And despite a series of formal reprimands from the United Nations and sanctions imposed by the West intended to force Moscow to retreat from Crimea and pull its troops out of eastern Ukraine, Moscow hasn’t flinched nor shown even the slightest hint that it will relinquish its claim to the disputed peninsula.
The on-again-off-again fighting between Ukrainian government forces and Russian-armed separatists in the eastern Ukraine region of Donbass has, according to the nonpartisan U.S. think tank Council on Foreign Relations (CFR), already led to the deaths of nearly 10,000 people and forced 1.1 million Ukrainians into displacement status as migrants or refugees.
Well-intended cease-fire agreements in eastern Ukraine have repeatedly been violated, and the dogged conflict has evolved into a political stalemate that shows no signs of being resolved anytime in the foreseeable future.
But Olexiy Haran, professor of comparative politics at Ukraine’s Kyiv-Mohyla University and academic director of the Kiev’s Democratic Initiatives Foundation, sees the no-man’s-land standoff in Donbass as a positive sign that Western sanctions are working.
“Yes, it’s true that Putin has not withdrawn his troops from eastern Ukraine nor pulled out of Crimea, but he has not advanced any further into Donbass either, and I think that is a consequence of the sanctions,” Haran, who came to Mexico recently on a political tour, told The News in a one-on-one interview.
“Putin wanted to grab control of all of Donbass, but, in fact, he only controls a small part of the region, about 2 percent of the territory.”
Haran, who has witnessed Ukraine go through three revolutions (its 1991 succession from the Soviet Union, the 2004 Orange Revolution and the 2014 Euromaidan), said that the Western sanctions and international pressure essentially put a brake on Putin’s ambitions to devour the coal-rich former Ukrainian industrial heartland.

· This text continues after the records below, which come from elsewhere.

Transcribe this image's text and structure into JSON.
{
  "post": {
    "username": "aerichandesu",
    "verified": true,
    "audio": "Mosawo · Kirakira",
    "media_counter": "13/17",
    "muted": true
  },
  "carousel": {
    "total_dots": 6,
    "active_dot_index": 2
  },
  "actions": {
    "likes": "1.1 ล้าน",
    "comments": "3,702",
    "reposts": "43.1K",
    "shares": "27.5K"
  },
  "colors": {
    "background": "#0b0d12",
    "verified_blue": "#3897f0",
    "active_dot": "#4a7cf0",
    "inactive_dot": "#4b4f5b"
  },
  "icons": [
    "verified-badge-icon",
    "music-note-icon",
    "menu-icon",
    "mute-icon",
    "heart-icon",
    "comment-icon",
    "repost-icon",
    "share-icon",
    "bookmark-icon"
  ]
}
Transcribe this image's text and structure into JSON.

Indeed, the CFR estimates that Western sanctions alone have cost Moscow more than $1.2 billion, and that does not include the price of keeping the rebel forces armed.
“What we have now in Donbass is a status quo, and that is something good because it allows us to move forward on other issues rather than concentrating all our efforts on fighting Russian-armed troops in that region,” Haran said.

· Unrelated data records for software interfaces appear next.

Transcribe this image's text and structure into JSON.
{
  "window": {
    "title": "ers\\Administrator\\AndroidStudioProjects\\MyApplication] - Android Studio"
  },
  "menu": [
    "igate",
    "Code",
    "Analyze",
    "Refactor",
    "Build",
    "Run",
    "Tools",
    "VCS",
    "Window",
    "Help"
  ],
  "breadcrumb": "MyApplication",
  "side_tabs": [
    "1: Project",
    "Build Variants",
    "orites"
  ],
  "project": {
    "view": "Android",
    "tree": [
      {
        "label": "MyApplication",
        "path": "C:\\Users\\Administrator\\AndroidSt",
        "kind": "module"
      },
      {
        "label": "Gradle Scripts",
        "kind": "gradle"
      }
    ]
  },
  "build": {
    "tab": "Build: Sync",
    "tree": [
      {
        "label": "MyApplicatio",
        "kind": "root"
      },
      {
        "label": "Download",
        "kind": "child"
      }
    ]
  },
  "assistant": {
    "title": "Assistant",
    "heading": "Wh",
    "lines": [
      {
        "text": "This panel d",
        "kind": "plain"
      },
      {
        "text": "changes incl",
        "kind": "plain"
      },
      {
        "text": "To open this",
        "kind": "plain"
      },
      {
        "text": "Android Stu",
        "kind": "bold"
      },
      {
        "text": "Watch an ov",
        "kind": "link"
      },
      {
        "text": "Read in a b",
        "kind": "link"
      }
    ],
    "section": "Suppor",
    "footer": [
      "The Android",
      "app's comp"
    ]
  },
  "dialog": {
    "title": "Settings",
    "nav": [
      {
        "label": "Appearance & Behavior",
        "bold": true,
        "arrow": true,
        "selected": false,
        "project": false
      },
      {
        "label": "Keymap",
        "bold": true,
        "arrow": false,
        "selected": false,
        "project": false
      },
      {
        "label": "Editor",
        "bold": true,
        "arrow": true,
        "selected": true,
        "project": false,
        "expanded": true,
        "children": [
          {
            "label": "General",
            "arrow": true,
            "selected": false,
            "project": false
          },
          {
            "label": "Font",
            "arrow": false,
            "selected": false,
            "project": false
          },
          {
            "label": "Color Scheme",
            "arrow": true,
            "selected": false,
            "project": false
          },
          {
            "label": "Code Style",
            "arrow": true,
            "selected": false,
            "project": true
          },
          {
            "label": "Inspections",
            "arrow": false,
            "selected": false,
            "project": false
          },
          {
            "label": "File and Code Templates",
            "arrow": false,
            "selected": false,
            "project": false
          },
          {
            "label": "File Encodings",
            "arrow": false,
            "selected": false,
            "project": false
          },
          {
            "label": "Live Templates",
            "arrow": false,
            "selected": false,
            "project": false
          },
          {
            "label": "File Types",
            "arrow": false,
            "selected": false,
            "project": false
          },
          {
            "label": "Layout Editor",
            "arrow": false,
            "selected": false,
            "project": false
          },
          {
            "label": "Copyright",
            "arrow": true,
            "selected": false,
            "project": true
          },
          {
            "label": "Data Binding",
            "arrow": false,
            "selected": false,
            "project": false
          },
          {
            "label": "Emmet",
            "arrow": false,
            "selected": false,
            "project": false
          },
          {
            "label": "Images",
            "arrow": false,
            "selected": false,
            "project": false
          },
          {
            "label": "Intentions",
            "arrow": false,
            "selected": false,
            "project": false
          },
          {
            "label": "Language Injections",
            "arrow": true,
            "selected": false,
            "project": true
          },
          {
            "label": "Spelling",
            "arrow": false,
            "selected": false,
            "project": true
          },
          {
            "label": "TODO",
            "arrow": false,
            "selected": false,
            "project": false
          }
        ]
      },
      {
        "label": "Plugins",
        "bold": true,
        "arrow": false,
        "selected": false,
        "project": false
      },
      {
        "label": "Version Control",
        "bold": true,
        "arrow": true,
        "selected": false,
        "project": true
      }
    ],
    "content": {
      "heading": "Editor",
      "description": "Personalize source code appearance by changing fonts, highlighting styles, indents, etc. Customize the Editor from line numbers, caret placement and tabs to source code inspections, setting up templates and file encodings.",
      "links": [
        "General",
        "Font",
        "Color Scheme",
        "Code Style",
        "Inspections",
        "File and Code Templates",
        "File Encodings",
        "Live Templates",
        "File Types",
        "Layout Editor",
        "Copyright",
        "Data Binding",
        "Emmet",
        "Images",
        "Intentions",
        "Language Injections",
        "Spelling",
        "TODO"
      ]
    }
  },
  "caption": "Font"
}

The Russian invasion of the region and annexation of Crimea have also helped to solidify Ukrainians politically and to instill a sense of national identity that was not very present in the country prior to the incursion.
But with status quo also comes a sense of resolution, inevitability, a slow-dawning acceptance of territorial loss as a fait accompli.

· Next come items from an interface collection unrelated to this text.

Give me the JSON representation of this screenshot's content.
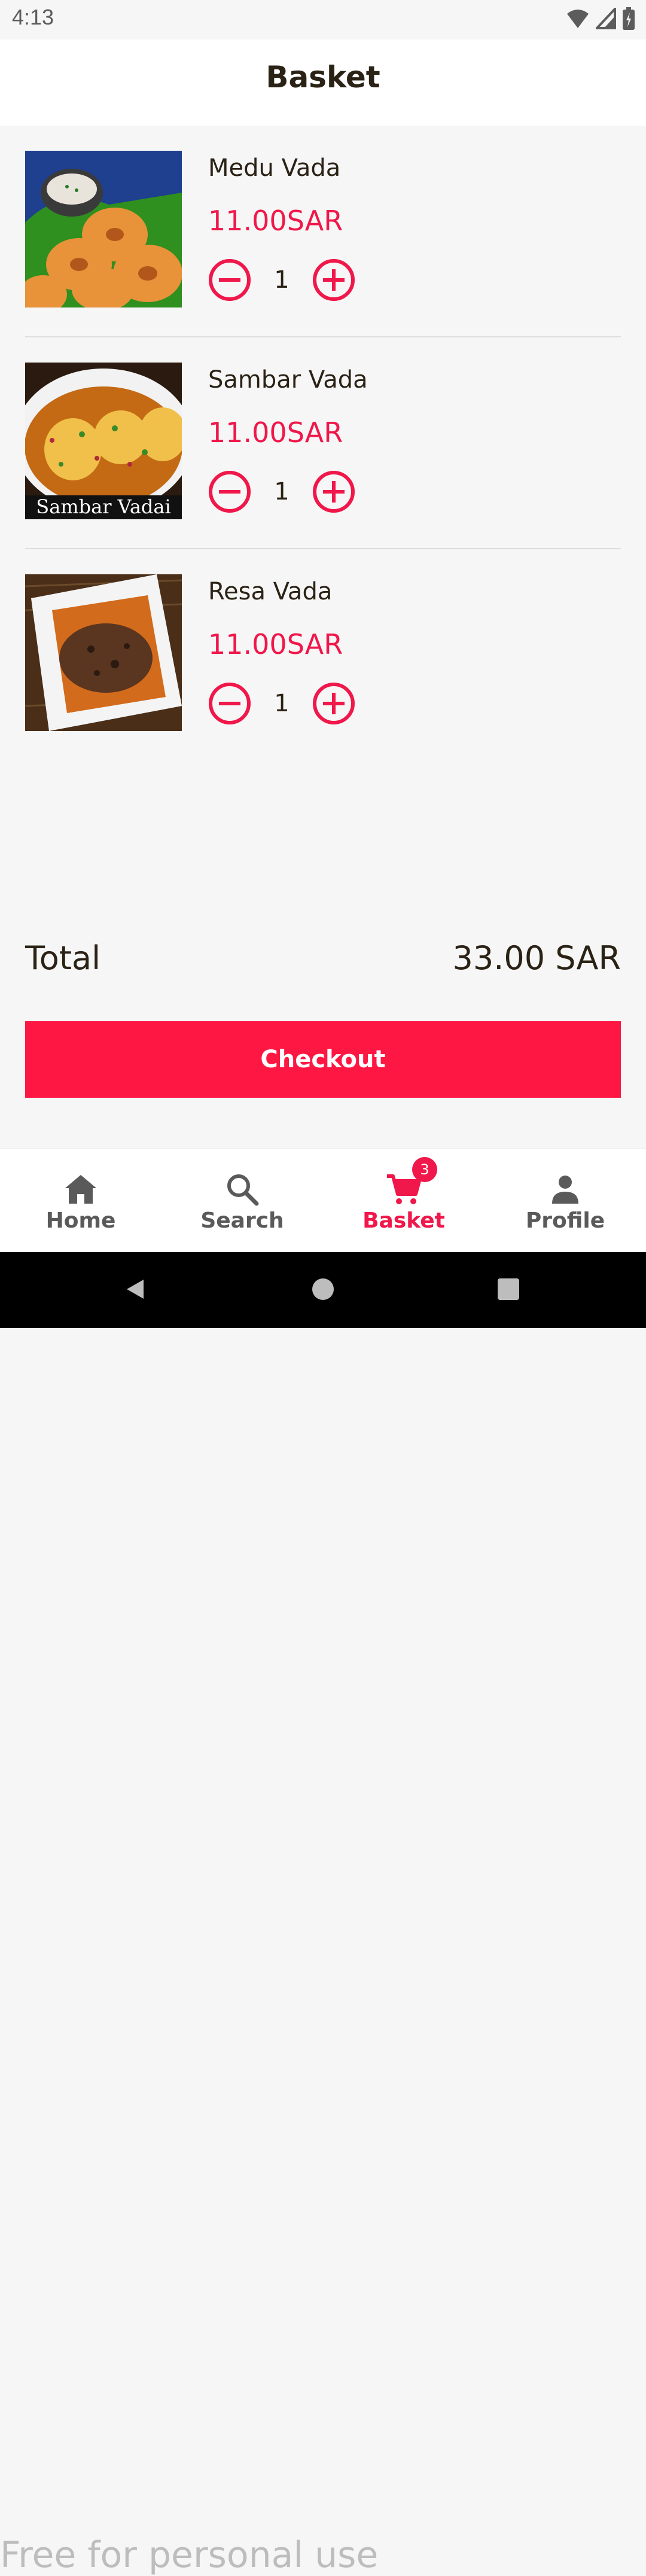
{
  "status_bar": {
    "time": "4:13"
  },
  "header": {
    "title": "Basket"
  },
  "items": [
    {
      "name": "Medu Vada",
      "price": "11.00SAR",
      "quantity": "1",
      "image_caption": ""
    },
    {
      "name": "Sambar Vada",
      "price": "11.00SAR",
      "quantity": "1",
      "image_caption": "Sambar Vadai"
    },
    {
      "name": "Resa Vada",
      "price": "11.00SAR",
      "quantity": "1",
      "image_caption": ""
    }
  ],
  "total": {
    "label": "Total",
    "value": "33.00 SAR"
  },
  "checkout": {
    "label": "Checkout"
  },
  "bottom_nav": {
    "items": [
      {
        "label": "Home",
        "icon": "home-icon"
      },
      {
        "label": "Search",
        "icon": "search-icon"
      },
      {
        "label": "Basket",
        "icon": "cart-icon",
        "badge": "3",
        "active": true
      },
      {
        "label": "Profile",
        "icon": "person-icon"
      }
    ]
  },
  "watermark": "Free for personal use",
  "colors": {
    "accent": "#ff1744",
    "price": "#f0174a",
    "text": "#2b2216"
  }
}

Asked if he thought there was much chance Russia relinquishing its stranglehold and for Ukraine to recover Crimea and the embattled sections of Donbass, Haran was ambiguous.
“At this point, it’s hard to predict,” he said.
“As Ukrainians, we don’t want to accept the reality of surrendering these regions. We can’t accept that Russia may never relinquish Crimea and give it back to Ukraine.”
However, Haran said, that, as it stands now, it is highly unlikely that Russia will willingly cede either region.
And, in the long run, regaining Donbass might not necessarily be in Kiev’s interest.
Even before Russia began its territorial advance into Donbass, it was an ungovernable region torn by incessant high-ranking corruption, political tug-of-wars and criminal gang wars.
As for Crimea, the peninsula has always been populated by pro-Russian sympathizers, which means that it was an unruly hotbed of dissent against Kiev.
Furthermore, both Donbass and Crimea are economic black holes, unable to sustain themselves financially and heavily dependent on outside funds.
In the improbable scenario that Ukraine were to manage to implement the 2015 Minsk Accord, it would be saddled with the high cost of having to maintain the economically depressed regions.
Donbass and Crimea are in fact political hot potatoes that neither side really wants but can’t seem to let go of.
If Putin pulls back, he essentially admits defeat and loses political face in front of his constituents.
If Kiev gives in and surrenders the regions, it also would be admitting defeat and accepting Russian military superiority, not to mention losing support among gung-ho jingoists who consider territorial sovereignty a crucial element of their national identity.
And so, both sides have opted to maintain the status quo, at least for now.
Still, in the world of politics, nothing is eternal.
“We need to keep in mind that the global geopolitical landscape is constantly changing,” Haran said.
“I think the situation in Donbass and even Crimea could change if there were a regime change in Russia. For now, Putin is very popular in Russia, but the Soviet Union was also popular, and, in the end, it collapsed. Yes, as long as Putin in in power, he’s not going to give back Crimea. But, sooner or later, something has to give. It’s just a matter of time.”
And until then, Ukraine seems content to accept the status quo.
Thérèse Margolis can be reached at email@example.com.